This year I decided to escape the cold with my kids and go on a trip for March break. I see a lot of advantages to travelling with my kids. I’m able to spend quality time with them; they’re exposed to other cultures; and they meet new people. Travelling will inspire them to discover the world, a passion I developed at a young age.
However, I have found in discussing with colleagues and friends that not everyone shares my point of view. In fact certain people find it a strain to travel with children, especially during March break. They argue that it’s expensive and complicated to travel with children at that time of year. It’s not relaxing, they say, since activities to entertain the children have to be organized every day. Plus, popular destinations are often crowded.
Since travelling is my passion, I would like to address some of your concerns about travelling with kids during March break.
When should I reserve my all-inclusive package?
Many families choose “all-inclusive” packages since it’s so much easier to plan. However, demand is higher at this time of the year, so supply decreases. This means it’s important to reserve as early as possible. This way, you’ll have more options. Some hotel resorts have childcare centres and water parks. If you would like to stay at one of these places, you will need to act fast.
Will it be expensive?
Obviously, travelling with kids is more expensive. There are airline tickets, transfers, food and activities to pay for.
To save a bit of money, I suggest you rent accommodations with a kitchen so you can cook some meals and save money on eating out. You can plan easy menus such as sandwiches, hot dogs, raw veggies, omelets, lentils, etc.
You should also rent a place in an area close to your outings. For example, it could be downtown, close to the beach or close to a subway station. This way, you won’t have to take too many taxis. Don’t be afraid to take your kids on the subway. My kids love doing that. Of course, ensure that you travel when and where it is safe to do so.
Set yourself a budget for your activities and then plan accordingly. Depending on how old your kids are, you could ask them to help make the plans. Give them books or brochures about your destination and discuss what activities they would like to do.
Does it take a lot of planning?
The scope of planning depends on your selected destination. If you’re going to Walt Disney World, you need to plan every hour of every day and reserve restaurants immediately. If you’re staying in an “all-inclusive,” it’s a bit easier. In my opinion, planning is very important for having an enjoyable vacation.
You can visit blogs, browse the official tourist website for your destination and ask family and friends for advice. You’ll find travel routes, maps, advice, recommendations and a lot of other information online.
Will I come back more tired than when I left?
No. It’s relaxing to leave the daily routine behind. You’ll see things in a new light and experience some priceless moments with your kids.
If you’re afraid you won’t have enough energy, ask other members of your family to come along such as grandparents or aunts or invite friends. I love travelling with my parents and have written a blog called 5 Tips to Plan Multigenerational vacations
What do I need to think about before departure?

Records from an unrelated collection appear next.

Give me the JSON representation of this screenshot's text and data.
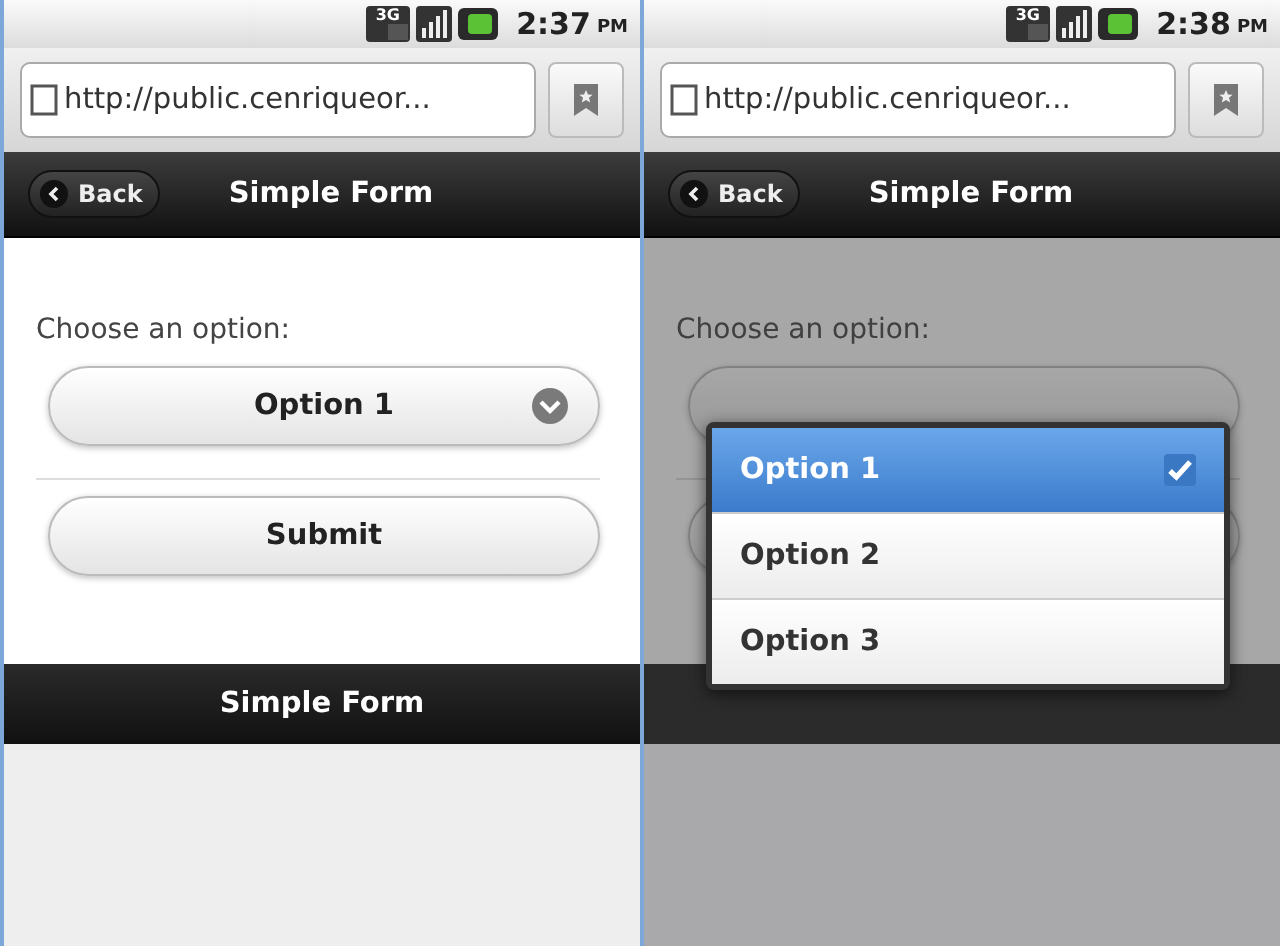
{
  "screens": [
    {
      "status_bar": {
        "network": "3G",
        "time": "2:37",
        "meridiem": "PM"
      },
      "address_bar": {
        "url": "http://public.cenriqueor..."
      },
      "header": {
        "back": "Back",
        "title": "Simple Form"
      },
      "form": {
        "label": "Choose an option:",
        "select": {
          "value": "Option 1"
        },
        "submit": "Submit"
      },
      "footer": {
        "title": "Simple Form"
      }
    },
    {
      "status_bar": {
        "network": "3G",
        "time": "2:38",
        "meridiem": "PM"
      },
      "address_bar": {
        "url": "http://public.cenriqueor..."
      },
      "header": {
        "back": "Back",
        "title": "Simple Form"
      },
      "form": {
        "label": "Choose an option:"
      },
      "menu": {
        "options": [
          {
            "label": "Option 1",
            "selected": true
          },
          {
            "label": "Option 2",
            "selected": false
          },
          {
            "label": "Option 3",
            "selected": false
          }
        ]
      }
    }
  ]
}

First thing: vaccinations. Depending on the selected destination, you may need to have vaccinations or buy medications. Talk to a doctor or a travel health clinic at least six weeks before leaving to obtain the necessary vaccinations or medications.
Second, don’t forget that your passport and the kids’ passports must be valid for at least six months after the date of your return. Are you returning March 15? Your passports must be valid until September 16. In addition, if you’re applying for the first passport for one of your children, you must not sign the document for him or her.
Third, if you’re separated or travelling with a child who is not your own, you should bring a letter of consent. “A consent letter demonstrates that children who travel alone, with only one parent/guardian, friends, relatives or a group (e.g. sports, school, musical, religious) have permission to travel abroad from every parent (or guardian) who is not accompanying them on the trip.”
Fourth, some countries may require proof of travel insurance when you arrive. You can see why it’s important to take out travel insurance before departure. Ensure that you have your insurance certificate with you.
The above information is based on the travel.gc.ca site.
Those are my answers to the most common questions. However, depending on the age of your kids, find out as much about your selected destination as possible before departure. Are you travelling with an infant? It’s possible the quality of milk in your country of choice is not the same as here. Read, read, read!
Have a great March break!